The city has allowed an entire block right outside Hope Faith Ministries on Admiral Boulevard to close down in the effort to make sure the homeless population in greater Kansas City can continue to get services amid the pandemic.
Before anyone enters through a certain area, they get their temperature taken, get hand sanitizer on their hands, and even go through metal detectors.
For Toccara Scott, who is homeless, life right now is stressful.
“Income reasons and the coronavirus,” she said.
She volunteers at Hope Faith, but also relies on their resources.
“It helps for us who don’t have nowhere to go, no food to eat or no clothes to wear,” she said. “I thank God for Hope Faith doing this.
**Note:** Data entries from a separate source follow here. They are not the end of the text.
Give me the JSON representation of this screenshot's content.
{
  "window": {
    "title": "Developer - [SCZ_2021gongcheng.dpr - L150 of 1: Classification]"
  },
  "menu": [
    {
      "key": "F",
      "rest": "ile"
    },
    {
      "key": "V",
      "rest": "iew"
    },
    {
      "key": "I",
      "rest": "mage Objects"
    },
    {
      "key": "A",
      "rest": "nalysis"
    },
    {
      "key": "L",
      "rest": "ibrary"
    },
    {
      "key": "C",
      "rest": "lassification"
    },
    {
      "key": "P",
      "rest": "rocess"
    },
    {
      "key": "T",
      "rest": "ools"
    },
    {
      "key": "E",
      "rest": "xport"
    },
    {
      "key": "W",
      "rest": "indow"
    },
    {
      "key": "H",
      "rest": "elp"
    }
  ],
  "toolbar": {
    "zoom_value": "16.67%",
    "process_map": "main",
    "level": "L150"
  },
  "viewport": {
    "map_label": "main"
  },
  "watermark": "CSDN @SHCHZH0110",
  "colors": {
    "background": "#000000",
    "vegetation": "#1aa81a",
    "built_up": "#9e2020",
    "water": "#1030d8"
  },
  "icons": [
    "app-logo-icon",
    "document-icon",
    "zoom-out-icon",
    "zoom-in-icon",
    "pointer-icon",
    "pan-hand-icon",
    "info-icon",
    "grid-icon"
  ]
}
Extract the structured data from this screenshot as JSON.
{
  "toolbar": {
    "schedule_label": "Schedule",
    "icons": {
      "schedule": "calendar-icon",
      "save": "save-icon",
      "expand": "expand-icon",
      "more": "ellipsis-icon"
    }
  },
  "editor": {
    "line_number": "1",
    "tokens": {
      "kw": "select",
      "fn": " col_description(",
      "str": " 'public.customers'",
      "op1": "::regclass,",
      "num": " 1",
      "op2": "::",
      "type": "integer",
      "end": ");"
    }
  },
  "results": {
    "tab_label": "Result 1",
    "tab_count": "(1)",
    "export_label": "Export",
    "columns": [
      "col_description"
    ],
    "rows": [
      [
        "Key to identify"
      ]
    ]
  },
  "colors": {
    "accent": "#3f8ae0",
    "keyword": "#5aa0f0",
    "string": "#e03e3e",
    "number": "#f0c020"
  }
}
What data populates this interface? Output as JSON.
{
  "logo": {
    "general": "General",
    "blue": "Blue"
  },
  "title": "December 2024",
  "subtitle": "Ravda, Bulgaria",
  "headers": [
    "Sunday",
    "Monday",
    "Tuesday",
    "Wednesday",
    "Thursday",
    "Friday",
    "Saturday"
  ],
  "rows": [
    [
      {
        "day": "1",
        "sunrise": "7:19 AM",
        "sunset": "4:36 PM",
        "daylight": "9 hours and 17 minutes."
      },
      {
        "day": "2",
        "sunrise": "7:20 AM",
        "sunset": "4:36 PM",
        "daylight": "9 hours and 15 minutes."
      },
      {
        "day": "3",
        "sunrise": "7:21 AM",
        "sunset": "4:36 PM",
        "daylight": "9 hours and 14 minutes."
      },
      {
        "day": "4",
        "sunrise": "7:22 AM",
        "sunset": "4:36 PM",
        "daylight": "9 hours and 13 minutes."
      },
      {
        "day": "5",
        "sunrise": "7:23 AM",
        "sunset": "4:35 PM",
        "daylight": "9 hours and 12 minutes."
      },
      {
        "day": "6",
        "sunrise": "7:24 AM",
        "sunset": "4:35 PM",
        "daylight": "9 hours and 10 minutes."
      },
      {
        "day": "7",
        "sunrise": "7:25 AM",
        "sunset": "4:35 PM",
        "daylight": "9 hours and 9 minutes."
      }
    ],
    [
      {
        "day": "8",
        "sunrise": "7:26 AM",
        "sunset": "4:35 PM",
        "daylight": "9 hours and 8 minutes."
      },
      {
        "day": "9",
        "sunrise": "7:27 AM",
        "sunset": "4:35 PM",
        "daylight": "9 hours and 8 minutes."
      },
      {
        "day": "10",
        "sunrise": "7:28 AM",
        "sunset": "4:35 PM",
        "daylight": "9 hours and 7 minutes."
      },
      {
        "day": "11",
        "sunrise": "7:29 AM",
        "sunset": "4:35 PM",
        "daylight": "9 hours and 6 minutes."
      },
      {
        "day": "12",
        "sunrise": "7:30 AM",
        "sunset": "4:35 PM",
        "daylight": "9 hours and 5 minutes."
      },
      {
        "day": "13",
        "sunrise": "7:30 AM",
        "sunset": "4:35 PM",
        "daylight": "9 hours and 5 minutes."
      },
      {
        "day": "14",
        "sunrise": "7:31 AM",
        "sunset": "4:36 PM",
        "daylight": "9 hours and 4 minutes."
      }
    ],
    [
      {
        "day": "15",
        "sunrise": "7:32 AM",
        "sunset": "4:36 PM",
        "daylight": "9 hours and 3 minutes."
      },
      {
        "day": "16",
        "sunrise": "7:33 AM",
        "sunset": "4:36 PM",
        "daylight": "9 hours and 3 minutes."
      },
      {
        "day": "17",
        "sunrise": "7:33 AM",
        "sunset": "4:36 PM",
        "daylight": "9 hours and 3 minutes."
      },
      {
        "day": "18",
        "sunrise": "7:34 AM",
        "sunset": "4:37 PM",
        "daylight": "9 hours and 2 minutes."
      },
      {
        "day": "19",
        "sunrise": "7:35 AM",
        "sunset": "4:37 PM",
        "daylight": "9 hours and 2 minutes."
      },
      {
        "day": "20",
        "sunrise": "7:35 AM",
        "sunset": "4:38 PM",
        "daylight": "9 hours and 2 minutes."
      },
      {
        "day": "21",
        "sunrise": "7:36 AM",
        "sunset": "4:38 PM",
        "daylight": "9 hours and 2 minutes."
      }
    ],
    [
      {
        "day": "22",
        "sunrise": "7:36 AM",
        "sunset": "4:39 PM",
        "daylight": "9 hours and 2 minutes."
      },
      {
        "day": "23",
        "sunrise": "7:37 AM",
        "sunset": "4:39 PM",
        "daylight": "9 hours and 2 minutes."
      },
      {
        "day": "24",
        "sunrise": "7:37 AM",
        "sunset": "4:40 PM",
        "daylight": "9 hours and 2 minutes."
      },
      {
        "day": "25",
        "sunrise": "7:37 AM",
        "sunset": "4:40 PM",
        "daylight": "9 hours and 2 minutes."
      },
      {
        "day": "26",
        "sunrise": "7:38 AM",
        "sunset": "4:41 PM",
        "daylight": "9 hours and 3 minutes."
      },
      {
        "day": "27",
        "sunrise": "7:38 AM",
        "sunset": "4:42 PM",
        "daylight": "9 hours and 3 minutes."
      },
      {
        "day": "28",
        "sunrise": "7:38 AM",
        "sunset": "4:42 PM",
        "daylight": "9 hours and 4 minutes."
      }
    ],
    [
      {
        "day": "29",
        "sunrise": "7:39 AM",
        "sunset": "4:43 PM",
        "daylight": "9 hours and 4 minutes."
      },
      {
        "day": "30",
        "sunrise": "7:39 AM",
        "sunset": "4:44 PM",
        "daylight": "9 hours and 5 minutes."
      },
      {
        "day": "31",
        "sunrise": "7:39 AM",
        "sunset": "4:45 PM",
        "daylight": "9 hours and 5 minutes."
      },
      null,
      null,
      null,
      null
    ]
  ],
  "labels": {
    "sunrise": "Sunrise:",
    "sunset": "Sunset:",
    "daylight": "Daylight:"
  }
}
It’s a blessing.”
Many agencies that help the homeless have had to close their doors to comply with the CDC guidelines the CDC put in place due to COVID-19. That is why the outside of Hope Faith has become a hub where multiple agencies are now working together to serve the vulnerable community.
“I said, ‘Oh, in the next 30 days we’re probably going to see a lot of people coming who were not our typical guest,’” recalled Jaysen Van Sickle, Executive Director of Hope Faith. “That happened day one.”
Van Sickle said their initiative has gone from homeless assistance to a community assistance overnight.
“We immediately saw families and seniors and people who ran out of paychecks coming to our doors,” Van Sickle said.
With handwashing stations in place and outdoor tents set up, guests can maintain a proper distance from each other as they eat a meal.
“We’re all making sure we walk around and encourage people to social distance,” noted Van Sickle.
Already, in just a few days, they’ve gone from serving 200 meals a day to almost 400.
Many local restaurants, Kansas City Public Schools, and other organizations are donating hundreds of meals as Hope Faith serves as the “hub” for distribution.
“We’re also sending meals out to those agencies who need help, so we’re not just doing it here,” Van Sickle said.
It’s all in an effort to prevent an outbreak among a vulnerable community and prevent greater community spread.
If people have supplies they would like to donate, such as dry goods, they are asking they get dropped off at The Veterans Community Project Village (VCP Village) at 89th and Troost.
Currently, they are working to figure out how to evolve and solve the needs in the homeless and low-income communities of KC as the pandemic evolves.
VCP, Faith Hope, and others are working on getting a COVID-19 test kit center so they can take the burden off area hospitals and emergency rooms.
The groups are working to prevent the spread of the virus amongst vulnerable groups who already have little access to basic necessities and many of whom often already have medical conditions that make them more susceptible to illness or death.
Wes Williams with VCP said they are looking for medical professionals and supplies so they can provide the screenings, as well as medical necessities.
“That’s obviously a huge problem right now with our medical system getting overrun with so many people coming and going in and out of the ER,” Williams said. “If we can minimize that in any way, that’ll have a huge impact on the entire medical community.”
Eventually, they’d also like to have an area where they can quarantine people if necessary.